But could this be why she started The Theatre Company and The Children’s Theatre in order to supplement her income? “Although money is always useful,” she says reflectively, “the plan in founding these organisations is to help the development of the arts in totality and not to make film only for monetary gain.” While the Theatre Company focuses on adults, The Children’s Theatre seeks to equip children with confidence through music, theatre, games, acrobatics, puppetry and songs. Married to fellow thespian Keith Pearson with whom she has two children-Mo and William- Kaigwa has a knack for things African. The couple supplemented their church wedding ceremony with ngurario (Kikuyu traditional wedding).
“My love for African ways has grown out of my life journey. We have to create things that are genuinely ours. Our West and South African brothers and sisters seem to have made great strides in this direction,” she says. “But this should not be taken to mean I hate whites. How can I when I am married to one of them?” “If we are going to have respect for ourselves, we must celebrate our being. We don’t have to look for answers outside ourselves.”
Kaigwa argues that hers is not just loving things African but a realisation that Africans do not have to borrow examples from anywhere else. So what makes her tick? “The desire to learn and to allow people to function in dignity,” she answers promptly. “I never let a day pass without learning something from those I interact with.” She admits she fears offending people. “Never labeling any one, I avoid people who drag me back.” Kaigwa is the last of four children born to Perpetua Wamuyu and Mark Wambugu Kaigwa. Her father was deputy mayor of Nairobi (1962-65).
She attended Hospital Hill, Limuru Girls’ School, Kenya High School and then University of Nairobi and United States International University. She holds a Bachelor’s degree in French and Arabic and a Master’s in Management and Organisational Development. Kaigwa resigned from the UN (where she had worked with UNICEF for six years and UNDCP for another four) in December 1998 to go back to the love that gave her a husband-singing, dancing, acting, writing, directing, and editing.

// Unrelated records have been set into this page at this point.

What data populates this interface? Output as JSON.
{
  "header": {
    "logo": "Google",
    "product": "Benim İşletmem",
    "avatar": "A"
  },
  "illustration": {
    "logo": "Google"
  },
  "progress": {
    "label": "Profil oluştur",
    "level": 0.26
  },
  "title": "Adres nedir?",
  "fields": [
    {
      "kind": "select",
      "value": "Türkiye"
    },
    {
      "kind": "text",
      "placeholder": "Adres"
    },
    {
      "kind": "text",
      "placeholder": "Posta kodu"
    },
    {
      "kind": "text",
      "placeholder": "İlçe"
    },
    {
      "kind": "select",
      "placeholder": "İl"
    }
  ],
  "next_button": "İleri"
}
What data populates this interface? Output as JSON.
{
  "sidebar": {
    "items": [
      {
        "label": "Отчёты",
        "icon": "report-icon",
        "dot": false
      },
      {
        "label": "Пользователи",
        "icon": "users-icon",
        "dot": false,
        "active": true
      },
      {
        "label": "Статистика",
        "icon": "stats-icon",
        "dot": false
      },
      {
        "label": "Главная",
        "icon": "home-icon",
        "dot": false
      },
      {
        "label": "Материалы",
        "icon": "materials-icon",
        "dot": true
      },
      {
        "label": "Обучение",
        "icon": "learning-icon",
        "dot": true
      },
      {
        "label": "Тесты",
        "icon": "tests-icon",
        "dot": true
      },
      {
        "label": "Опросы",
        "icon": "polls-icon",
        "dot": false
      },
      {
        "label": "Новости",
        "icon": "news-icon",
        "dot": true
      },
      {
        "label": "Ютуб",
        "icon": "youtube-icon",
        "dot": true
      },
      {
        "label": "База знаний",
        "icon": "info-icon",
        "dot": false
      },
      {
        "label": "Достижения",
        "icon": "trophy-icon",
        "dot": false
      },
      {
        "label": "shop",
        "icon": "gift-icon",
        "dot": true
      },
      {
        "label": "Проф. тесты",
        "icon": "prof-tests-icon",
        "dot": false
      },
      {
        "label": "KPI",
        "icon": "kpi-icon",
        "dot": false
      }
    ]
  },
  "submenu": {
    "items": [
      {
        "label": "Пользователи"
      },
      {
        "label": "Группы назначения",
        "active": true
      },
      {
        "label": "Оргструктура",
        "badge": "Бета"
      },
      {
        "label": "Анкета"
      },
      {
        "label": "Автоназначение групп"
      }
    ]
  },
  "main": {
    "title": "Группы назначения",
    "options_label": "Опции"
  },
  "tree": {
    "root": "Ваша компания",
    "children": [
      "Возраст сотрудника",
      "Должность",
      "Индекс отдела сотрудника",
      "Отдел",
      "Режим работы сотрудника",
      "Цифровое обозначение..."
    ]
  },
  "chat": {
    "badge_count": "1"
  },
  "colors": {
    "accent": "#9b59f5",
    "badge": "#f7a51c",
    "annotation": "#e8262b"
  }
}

The couple’s hobbies include theatre and bicycle riding. A leading voice in Kenya’s fledgling audio-visual sector, Kaigwa is far from being spent from the journey she embarked on a quarter a century back